Of course the problem addressed by this article is trying to extend the life of current satellites if it is possible - maybe.
Most are not designed to be repaired, those dead in space such as the Astras have obsolete analogue transmitters. The reason they are not replaced by digital's is because they are occupying a slot in orbit and there is no way at present of removing them legally also if any satellites had been designed with standard modular components which were easily slotted in, we might have had a chance of upgrading them (i.e. replacing gyroscopes which are the main cause of failure). NASA has an uphill struggle with the current components but could force a future standard on the industry.

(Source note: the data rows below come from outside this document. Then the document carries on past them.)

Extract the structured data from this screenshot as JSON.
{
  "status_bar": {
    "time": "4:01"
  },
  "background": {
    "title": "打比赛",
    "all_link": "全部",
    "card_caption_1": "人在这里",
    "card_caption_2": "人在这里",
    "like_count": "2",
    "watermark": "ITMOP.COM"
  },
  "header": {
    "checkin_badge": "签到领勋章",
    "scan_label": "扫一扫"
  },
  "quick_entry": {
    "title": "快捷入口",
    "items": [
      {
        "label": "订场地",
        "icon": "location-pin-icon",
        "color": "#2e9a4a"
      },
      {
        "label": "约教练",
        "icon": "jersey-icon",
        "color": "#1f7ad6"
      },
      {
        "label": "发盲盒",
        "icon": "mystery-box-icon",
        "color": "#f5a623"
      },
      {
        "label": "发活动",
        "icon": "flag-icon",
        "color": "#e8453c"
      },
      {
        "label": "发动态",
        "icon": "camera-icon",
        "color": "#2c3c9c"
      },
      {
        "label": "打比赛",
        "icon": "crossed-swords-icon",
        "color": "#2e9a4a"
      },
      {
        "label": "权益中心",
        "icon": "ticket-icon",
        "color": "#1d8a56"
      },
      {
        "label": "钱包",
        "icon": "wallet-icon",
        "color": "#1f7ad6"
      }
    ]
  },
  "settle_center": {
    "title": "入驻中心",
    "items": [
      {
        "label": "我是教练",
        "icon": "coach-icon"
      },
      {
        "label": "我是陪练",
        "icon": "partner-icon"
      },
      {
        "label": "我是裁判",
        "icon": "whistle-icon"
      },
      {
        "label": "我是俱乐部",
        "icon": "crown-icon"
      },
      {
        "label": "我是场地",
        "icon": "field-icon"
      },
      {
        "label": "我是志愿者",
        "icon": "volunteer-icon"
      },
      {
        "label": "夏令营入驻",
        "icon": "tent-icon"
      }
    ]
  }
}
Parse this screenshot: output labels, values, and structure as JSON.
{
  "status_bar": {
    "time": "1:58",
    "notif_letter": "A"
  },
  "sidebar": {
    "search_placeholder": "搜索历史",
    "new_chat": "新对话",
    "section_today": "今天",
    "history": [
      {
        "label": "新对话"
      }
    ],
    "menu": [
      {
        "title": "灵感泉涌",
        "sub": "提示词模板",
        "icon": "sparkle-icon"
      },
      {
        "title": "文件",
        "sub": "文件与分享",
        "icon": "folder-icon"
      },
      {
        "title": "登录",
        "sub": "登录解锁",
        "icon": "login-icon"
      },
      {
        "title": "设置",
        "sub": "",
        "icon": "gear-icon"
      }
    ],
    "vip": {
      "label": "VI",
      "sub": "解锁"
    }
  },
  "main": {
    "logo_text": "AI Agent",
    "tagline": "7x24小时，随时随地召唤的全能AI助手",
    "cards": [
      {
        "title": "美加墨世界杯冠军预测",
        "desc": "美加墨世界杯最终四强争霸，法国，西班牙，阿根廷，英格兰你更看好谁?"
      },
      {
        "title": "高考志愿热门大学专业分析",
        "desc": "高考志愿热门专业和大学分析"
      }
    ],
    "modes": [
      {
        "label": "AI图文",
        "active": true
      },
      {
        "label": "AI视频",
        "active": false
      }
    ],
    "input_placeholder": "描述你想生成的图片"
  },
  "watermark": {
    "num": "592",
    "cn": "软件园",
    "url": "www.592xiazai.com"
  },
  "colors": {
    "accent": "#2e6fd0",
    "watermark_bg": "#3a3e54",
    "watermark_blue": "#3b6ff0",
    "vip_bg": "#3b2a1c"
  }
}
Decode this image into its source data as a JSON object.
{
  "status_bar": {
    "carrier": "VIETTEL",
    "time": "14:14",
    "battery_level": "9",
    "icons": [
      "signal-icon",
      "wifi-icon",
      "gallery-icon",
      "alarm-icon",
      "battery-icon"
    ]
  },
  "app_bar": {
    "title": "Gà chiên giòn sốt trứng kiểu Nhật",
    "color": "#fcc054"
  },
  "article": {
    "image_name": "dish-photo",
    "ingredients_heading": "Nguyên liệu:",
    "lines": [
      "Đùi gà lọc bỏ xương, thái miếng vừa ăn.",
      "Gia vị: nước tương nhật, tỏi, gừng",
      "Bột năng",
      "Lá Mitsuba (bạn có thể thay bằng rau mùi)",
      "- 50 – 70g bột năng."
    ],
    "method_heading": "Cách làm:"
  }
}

It was not untill late 1970's that the fuel crisis showed the cost of producing Hydrogen for the Saturn 5 to be untenable, but as SpaceX has demonstrated you never had to use it at all. The point of space colonisation is that it is cheaper to grow humans in Space and harvest resources there than to launch them from the Earth's gravity, but the habitats and industry have to be launched at a time when it was affordable, the odds being without microelectronics that we would have a small nuclear powered orbital colony of communist engineers in orbit with the old Soviet belief that Humans were an expendable renewable resource. President Reagans Freedom space station would have also been built to counter the Soviet one. Microelectronics created mechanical slaves to replace human ones but for good or ill kept people on the Earth because they were cheaper.
And to as putting those services out of reach of everyone - not true, once a Space station is put into geostationary orbit it stays there, its huge volume allows new components to be bolted on and unlike satellites needs never be outdated. Your digital revolution would have happened anyway, there would have just been 4 massive manned satellights covering the whole Earth rather than the 180 today at around $600 million to build and launch - the costs would probably have evened out, the point being that we would either have continued the space race and ignored costs or would have gone back to using Hydrogen peroxide or the current Oxygen Kerosene with SRBs.